On Nov. 18, the National Policy Committee ordered a second legislative subcommittee to review a partial revision of the banking laws. The amendment is to partially ease the separation of finance and commerce so that conglomerates can set up internet-only banks and own a stake of up to 50 percent in them. However, the discussion is expected to face a bumpy ride in the future as the ruling party and the opposition are in sharp disagreement over the matter
Shin Dong-woo and Kim Yong-taek of the ruling Saenuri Party, who proposed the revised bill, said, “The current laws require high amount of capital and strictly ban non-financial companies from owning banks. However, it didn’t consider the characteristics of web-based internet banks. In order for internet-only banks to succeed, the government should allow potential participants with creativity and innovation, including ICT companies, to own internet banks. For internet-only banks, the capital requirement and regulations on the maximum stake of non-financial shareholder should therefore be relieved.”

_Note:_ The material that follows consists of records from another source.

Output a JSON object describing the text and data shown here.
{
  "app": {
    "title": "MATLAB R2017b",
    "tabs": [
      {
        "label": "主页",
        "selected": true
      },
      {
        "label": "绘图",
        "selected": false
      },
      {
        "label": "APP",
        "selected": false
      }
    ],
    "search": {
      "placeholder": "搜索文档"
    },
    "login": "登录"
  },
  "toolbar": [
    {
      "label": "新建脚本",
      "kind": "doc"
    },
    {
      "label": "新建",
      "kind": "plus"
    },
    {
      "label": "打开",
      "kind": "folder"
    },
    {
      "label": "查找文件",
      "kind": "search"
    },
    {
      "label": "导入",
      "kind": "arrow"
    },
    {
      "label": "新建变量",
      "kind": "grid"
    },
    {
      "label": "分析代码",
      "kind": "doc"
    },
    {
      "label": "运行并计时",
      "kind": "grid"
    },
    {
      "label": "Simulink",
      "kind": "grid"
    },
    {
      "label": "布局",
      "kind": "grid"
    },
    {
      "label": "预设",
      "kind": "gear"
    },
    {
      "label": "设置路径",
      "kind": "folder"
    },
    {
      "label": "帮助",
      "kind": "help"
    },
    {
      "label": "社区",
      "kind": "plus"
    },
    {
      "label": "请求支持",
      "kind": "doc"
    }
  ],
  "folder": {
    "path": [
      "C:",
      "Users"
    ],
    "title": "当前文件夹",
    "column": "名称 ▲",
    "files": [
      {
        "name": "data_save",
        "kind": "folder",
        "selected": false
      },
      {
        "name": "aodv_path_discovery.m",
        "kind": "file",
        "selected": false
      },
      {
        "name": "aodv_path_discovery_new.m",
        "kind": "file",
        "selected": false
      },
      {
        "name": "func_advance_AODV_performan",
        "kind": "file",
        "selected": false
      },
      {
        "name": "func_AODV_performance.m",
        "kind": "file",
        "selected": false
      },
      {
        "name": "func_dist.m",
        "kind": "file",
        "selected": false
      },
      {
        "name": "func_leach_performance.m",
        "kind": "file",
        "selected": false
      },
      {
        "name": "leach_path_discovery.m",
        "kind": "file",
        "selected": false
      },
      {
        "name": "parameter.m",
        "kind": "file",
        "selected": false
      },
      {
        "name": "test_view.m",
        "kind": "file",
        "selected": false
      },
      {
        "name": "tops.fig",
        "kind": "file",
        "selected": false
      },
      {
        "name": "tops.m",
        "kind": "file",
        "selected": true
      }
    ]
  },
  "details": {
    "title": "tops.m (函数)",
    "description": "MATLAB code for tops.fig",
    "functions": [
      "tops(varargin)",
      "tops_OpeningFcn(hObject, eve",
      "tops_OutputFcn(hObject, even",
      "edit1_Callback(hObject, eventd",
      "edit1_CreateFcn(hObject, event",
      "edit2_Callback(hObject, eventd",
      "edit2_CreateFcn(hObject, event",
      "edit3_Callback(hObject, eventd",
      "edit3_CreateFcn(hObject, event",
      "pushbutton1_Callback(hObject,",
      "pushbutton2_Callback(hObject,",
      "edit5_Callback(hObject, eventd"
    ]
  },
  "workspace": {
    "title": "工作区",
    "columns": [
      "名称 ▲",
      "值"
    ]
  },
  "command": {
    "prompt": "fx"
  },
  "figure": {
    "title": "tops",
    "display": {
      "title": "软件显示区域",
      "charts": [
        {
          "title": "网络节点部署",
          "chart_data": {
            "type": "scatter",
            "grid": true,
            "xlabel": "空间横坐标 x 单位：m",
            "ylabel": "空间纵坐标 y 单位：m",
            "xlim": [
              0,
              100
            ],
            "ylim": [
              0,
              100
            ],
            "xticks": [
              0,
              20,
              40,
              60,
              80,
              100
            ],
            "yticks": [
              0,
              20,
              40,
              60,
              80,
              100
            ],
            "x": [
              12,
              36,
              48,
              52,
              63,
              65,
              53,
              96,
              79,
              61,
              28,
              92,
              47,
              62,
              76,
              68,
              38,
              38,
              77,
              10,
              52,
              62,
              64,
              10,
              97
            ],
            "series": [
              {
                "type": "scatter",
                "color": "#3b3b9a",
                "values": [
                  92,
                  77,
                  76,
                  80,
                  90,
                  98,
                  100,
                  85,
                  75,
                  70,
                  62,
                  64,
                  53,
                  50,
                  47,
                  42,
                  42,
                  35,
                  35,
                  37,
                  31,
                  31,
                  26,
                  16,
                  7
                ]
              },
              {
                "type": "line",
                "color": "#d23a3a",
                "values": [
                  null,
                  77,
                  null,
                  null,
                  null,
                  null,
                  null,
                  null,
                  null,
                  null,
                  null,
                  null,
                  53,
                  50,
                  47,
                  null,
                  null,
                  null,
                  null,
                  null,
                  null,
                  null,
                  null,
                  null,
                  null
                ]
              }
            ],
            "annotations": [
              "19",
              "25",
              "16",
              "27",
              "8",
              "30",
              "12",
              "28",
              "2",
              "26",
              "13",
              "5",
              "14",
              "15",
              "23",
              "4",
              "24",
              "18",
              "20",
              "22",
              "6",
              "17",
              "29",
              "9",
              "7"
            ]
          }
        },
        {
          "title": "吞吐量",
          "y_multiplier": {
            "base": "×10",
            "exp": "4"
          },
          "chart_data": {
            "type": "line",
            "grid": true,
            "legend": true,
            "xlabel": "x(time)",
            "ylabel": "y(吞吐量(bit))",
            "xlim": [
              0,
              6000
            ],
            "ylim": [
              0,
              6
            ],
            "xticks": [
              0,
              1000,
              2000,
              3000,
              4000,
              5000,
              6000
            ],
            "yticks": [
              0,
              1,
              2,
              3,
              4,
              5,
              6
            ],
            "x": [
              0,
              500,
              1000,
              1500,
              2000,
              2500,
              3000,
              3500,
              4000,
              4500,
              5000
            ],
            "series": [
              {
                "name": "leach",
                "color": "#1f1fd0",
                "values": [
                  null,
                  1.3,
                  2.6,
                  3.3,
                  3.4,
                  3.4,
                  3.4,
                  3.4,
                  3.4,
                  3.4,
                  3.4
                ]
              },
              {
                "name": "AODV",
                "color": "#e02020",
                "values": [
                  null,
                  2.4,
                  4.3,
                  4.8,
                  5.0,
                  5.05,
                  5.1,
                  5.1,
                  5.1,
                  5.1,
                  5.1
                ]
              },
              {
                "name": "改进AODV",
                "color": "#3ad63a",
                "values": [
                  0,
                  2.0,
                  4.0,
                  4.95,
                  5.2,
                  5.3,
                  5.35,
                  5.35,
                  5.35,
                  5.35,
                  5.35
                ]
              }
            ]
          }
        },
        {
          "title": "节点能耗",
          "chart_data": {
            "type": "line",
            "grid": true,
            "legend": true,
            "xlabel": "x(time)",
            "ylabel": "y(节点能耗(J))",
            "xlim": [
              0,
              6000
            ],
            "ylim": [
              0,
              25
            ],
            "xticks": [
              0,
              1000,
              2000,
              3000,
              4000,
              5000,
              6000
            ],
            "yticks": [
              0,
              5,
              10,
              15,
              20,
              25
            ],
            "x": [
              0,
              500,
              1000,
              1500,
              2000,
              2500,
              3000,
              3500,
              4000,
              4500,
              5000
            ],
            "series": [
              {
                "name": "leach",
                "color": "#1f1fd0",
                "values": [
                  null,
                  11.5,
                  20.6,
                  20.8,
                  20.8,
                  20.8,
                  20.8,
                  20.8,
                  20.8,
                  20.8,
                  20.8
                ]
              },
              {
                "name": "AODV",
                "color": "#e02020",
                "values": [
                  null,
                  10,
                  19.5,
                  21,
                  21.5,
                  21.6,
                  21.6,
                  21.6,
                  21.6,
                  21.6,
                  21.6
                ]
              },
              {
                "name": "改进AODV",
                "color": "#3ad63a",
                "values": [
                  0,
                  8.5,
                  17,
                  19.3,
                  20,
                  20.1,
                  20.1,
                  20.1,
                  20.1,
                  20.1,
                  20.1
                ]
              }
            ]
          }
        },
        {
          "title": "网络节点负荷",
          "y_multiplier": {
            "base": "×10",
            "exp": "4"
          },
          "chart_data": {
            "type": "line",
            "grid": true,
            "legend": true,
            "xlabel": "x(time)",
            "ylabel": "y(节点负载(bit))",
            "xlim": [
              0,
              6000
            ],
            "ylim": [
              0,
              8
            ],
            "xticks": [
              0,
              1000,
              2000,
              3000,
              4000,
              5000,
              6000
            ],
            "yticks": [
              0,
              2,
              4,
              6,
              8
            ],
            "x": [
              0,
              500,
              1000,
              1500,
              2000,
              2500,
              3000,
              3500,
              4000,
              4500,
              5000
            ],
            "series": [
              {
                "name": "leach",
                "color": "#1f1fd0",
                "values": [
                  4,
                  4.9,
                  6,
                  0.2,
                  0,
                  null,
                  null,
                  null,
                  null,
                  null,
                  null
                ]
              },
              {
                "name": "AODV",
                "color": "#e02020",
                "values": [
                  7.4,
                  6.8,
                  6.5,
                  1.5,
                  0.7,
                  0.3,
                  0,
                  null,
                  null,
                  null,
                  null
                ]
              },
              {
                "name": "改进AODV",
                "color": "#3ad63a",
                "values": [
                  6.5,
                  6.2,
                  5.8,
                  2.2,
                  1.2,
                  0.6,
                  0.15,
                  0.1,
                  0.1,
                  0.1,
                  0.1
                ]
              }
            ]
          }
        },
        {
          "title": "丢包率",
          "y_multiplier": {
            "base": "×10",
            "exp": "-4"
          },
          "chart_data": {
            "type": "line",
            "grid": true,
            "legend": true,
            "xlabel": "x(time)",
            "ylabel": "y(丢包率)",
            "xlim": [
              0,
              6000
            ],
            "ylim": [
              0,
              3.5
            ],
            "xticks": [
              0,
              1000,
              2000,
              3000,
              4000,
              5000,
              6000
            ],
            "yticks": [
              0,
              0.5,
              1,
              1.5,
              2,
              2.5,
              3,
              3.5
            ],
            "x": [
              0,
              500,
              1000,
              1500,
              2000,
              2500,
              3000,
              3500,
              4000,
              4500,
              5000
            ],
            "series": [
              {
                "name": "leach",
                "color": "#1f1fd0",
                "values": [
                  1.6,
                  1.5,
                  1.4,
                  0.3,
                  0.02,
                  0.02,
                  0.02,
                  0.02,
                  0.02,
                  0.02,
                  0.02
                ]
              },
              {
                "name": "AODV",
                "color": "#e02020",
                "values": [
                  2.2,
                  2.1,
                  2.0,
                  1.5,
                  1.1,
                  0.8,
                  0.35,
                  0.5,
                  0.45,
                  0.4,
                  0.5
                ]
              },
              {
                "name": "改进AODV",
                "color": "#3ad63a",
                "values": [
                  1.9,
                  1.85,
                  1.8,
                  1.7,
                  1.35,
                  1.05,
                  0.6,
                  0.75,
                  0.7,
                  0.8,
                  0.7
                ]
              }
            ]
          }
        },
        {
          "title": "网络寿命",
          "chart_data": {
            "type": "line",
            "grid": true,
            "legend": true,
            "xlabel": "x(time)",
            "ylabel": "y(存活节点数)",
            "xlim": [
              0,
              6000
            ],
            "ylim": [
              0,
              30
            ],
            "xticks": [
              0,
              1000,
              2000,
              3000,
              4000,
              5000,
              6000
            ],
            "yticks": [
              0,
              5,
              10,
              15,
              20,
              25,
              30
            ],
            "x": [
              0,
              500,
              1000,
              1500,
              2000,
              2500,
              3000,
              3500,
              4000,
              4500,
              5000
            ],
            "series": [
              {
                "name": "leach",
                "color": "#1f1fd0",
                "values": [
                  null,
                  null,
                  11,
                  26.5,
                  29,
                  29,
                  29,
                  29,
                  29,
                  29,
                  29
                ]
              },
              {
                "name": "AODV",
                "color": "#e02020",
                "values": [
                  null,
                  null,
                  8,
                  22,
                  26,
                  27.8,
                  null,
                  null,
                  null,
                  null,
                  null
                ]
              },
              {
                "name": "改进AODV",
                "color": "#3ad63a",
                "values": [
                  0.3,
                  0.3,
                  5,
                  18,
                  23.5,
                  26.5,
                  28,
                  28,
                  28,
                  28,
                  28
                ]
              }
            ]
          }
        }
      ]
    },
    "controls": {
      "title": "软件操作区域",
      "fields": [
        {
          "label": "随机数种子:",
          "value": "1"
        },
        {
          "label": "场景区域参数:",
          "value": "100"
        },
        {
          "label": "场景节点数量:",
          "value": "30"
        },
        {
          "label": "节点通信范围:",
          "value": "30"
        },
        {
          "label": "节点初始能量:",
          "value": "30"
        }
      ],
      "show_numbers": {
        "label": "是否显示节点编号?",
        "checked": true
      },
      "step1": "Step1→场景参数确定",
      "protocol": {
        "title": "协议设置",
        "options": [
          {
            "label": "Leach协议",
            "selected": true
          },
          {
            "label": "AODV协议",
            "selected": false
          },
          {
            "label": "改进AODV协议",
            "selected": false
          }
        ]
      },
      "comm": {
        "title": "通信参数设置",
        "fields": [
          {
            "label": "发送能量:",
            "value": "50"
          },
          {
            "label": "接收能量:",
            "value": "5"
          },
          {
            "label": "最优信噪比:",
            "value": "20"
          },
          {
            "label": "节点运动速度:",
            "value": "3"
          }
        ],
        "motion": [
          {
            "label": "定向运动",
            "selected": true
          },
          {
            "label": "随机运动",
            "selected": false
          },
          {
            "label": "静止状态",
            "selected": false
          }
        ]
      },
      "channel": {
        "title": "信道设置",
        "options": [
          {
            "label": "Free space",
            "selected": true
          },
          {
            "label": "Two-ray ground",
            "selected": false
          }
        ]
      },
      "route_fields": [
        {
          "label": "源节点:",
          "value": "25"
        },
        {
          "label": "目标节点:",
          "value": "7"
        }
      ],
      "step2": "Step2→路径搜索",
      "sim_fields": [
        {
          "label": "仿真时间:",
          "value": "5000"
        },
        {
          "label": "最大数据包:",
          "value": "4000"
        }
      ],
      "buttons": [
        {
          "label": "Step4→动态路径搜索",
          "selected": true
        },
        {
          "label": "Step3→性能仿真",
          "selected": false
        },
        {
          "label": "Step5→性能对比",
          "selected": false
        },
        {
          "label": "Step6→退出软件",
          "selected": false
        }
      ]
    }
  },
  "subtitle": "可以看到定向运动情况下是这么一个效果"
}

According to the revision, the government should include the definition and regulations of internet-only banks in the banking laws, while reducing the minimum capital required to establish a commercial bank from the current 100 billion won (US$86.67 million) to 25 billion won (US$21.67 million) for only internet banks, which is the same for local banks. Also, it should relax the rules for separation of banking and commerce so that the maximum stake of a largest non-financial shareholder can be raised up to 50 percent from the current 4 percent. In a bid to prevent bad side effects from conglomerates managing internet banks, the government will ban the bank from granting of credit to the largest shareholder and the business group he belongs to. And, those who fail to do so will face a penalty of up to ten years in prison or a fine of up to 500 million won (US$433,351).
However, there has been a substantial divergence of opinion over the separation of banking and commerce between the ruling and opposition parties. The legislative subcommittee has faced with difficulties from the start. The ruling party members, who proposed the amendment, said, “This is not the deregulation of overall banking laws. It is for internet-only banks. So, conglomerates will not be able to use banks as their own coffers and financial public concern will not be hampered either, unlike the concerns of critics.” In contrast, the opposition members said, “Starting with internet banks, the deregulation of the maximum stake that non-financial shareholders can own will spread to all banks.”
Some also said that ICT companies, which want to participate in internet-only banks, can also abuse their authority even if it is not a conglomerate.